As the sun rises, it hits the peak of the mountain and a blinding reflection bounces off the crisp, white snow. It bathes the east side of this active volcano in a glow that also reaches the valley below.
Mount Fuji and its snow-capped peak is a dominant part of the backdrop when you visit Japan. And nestled in its shadow is the Fuji Speedway circuit, a racetrack which hosted the first Formula 1 race in Japan in 1976. Since then, it has been the scene of the FIA World Sportscar championship and a host of other races.
Compared with other tracks, Fuji Speedway is renowned for its fearsome 1.5-kilometre straight. Its the kind of length that sees conrods being shoved out of the side of engine blocks, and has race engineers gritting their teeth. But it was when Toyota bought the track at the start of the millennium that things really started to look up. Certainly the track benefited from the cash injection; however, the real winner was Toyotas luxury brand, Lexus.
While Lexus quickly gained a reputation for building immaculate luxury vehicles, sports cars werent exactly its forte. So when Lexus announced its intention to turn its mid-size sedan, the IS, into something a lot warmer, there were some doubts. Theres no question Lexus could engineer an expertly built drive train. But a sports sedan has to handle as well.
Enter this beautiful track at the base of Mount Fuji. Its here that Lexus has honed its sports skills, and it was from here that Lexus derived its nomenclaturethe F in its sports series pays homage to Fuji. Thus, we have the IS F and LFA.
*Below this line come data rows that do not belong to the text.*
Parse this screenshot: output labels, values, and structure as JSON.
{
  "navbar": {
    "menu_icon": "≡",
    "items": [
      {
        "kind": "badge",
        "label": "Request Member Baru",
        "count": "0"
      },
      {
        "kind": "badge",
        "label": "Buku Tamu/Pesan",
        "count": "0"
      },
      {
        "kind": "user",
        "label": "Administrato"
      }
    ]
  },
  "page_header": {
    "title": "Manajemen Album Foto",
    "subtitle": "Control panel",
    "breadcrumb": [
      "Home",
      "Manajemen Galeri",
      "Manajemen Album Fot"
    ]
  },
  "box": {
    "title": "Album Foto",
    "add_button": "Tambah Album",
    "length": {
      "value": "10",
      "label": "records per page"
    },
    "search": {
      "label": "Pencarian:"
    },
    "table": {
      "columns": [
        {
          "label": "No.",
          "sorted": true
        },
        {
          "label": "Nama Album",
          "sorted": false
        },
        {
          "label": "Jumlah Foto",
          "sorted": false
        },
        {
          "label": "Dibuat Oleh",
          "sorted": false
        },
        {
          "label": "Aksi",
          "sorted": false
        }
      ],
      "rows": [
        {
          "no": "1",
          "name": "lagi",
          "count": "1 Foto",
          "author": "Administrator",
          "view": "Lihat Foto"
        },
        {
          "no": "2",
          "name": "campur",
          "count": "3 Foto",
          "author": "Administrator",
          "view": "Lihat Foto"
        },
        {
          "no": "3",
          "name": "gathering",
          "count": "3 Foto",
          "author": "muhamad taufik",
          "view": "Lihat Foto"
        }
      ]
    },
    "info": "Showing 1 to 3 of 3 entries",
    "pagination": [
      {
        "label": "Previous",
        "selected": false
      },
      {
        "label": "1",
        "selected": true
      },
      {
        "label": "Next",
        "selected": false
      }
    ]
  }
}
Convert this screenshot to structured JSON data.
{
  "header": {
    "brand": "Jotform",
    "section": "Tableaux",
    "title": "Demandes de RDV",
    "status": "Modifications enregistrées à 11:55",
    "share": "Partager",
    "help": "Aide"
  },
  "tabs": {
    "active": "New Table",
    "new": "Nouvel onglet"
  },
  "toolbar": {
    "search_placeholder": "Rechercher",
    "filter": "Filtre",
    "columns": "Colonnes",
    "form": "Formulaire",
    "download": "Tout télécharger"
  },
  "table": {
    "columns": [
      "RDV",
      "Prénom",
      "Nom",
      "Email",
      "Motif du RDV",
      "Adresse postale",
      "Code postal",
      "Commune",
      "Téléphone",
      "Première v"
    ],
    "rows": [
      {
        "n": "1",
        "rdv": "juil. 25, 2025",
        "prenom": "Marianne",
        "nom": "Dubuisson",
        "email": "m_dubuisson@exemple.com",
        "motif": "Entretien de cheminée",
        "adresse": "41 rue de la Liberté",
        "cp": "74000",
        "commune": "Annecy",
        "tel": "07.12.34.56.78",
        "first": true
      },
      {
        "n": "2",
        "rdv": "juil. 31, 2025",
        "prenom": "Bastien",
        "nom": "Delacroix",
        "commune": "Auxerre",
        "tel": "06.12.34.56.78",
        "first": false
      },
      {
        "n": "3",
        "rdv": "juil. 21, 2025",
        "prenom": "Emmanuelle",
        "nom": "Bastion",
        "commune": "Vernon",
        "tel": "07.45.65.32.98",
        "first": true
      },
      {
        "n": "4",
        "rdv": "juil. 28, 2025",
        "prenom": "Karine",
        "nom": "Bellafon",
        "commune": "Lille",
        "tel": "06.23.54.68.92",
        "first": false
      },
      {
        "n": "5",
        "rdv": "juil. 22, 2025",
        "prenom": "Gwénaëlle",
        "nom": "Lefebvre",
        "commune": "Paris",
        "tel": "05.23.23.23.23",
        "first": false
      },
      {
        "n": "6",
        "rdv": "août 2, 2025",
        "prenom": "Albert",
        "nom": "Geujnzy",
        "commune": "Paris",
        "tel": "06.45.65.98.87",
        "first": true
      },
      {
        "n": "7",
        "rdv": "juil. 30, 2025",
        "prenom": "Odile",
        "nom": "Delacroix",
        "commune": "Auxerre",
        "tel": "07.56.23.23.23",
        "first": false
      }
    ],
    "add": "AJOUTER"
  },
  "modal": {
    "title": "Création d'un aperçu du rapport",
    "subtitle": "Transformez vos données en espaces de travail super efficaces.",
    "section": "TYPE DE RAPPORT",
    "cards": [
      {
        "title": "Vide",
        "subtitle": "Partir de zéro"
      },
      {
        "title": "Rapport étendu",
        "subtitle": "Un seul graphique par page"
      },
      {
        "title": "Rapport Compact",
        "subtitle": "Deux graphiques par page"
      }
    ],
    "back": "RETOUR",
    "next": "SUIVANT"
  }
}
Lexuss latest coupé, the RC, has also come in for the F treatment, and has been punished during development at Fuji Speedway. Called the RC F, it takes the regular RC and turns up the wick, with a 5.0-litre V8 being shoehorned under the bonnet, plus suspension tweaks, sports seats, a torque vectoring differential, and a host of other adjustments to help it deliver a more involving drive.